**Exercise:** Write back every entry exactly as it reads, with the pictures left behind.

**Available data:**

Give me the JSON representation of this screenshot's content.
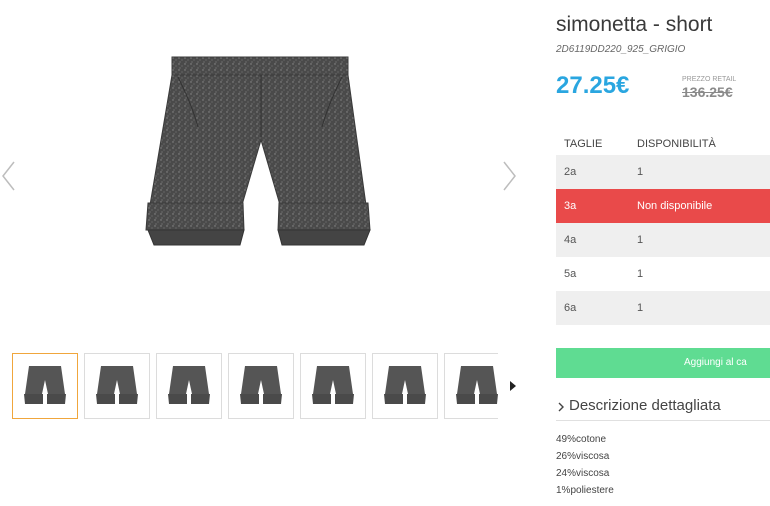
{
  "product": {
    "title": "simonetta - short",
    "sku": "2D6119DD220_925_GRIGIO",
    "price": "27.25€",
    "retail_label": "PREZZO RETAIL",
    "retail_price": "136.25€"
  },
  "gallery": {
    "thumbnail_count": 7,
    "active_thumbnail": 1
  },
  "size_table": {
    "headers": [
      "TAGLIE",
      "DISPONIBILITÀ"
    ],
    "rows": [
      {
        "size": "2a",
        "availability": "1"
      },
      {
        "size": "3a",
        "availability": "Non disponibile"
      },
      {
        "size": "4a",
        "availability": "1"
      },
      {
        "size": "5a",
        "availability": "1"
      },
      {
        "size": "6a",
        "availability": "1"
      }
    ]
  },
  "cart": {
    "label": "Aggiungi al ca"
  },
  "description": {
    "header": "Descrizione dettagliata",
    "composition": [
      "49%cotone",
      "26%viscosa",
      "24%viscosa",
      "1%poliestere"
    ]
  },
  "colors": {
    "price": "#2aa6e0",
    "unavailable": "#e94a4a",
    "cart": "#5fdc92",
    "active_thumb_border": "#f0a63c"
  }
}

**Solution to this exercise:**
Give me the JSON representation of this screenshot's content.
{
  "product": {
    "title": "simonetta - short",
    "sku": "2D6119DD220_925_GRIGIO",
    "price": "27.25€",
    "retail_label": "PREZZO RETAIL",
    "retail_price": "136.25€"
  },
  "gallery": {
    "thumbnail_count": 7,
    "active_thumbnail": 1
  },
  "size_table": {
    "headers": [
      "TAGLIE",
      "DISPONIBILITÀ"
    ],
    "rows": [
      {
        "size": "2a",
        "availability": "1"
      },
      {
        "size": "3a",
        "availability": "Non disponibile"
      },
      {
        "size": "4a",
        "availability": "1"
      },
      {
        "size": "5a",
        "availability": "1"
      },
      {
        "size": "6a",
        "availability": "1"
      }
    ]
  },
  "cart": {
    "label": "Aggiungi al ca"
  },
  "description": {
    "header": "Descrizione dettagliata",
    "composition": [
      "49%cotone",
      "26%viscosa",
      "24%viscosa",
      "1%poliestere"
    ]
  },
  "colors": {
    "price": "#2aa6e0",
    "unavailable": "#e94a4a",
    "cart": "#5fdc92",
    "active_thumb_border": "#f0a63c"
  }
}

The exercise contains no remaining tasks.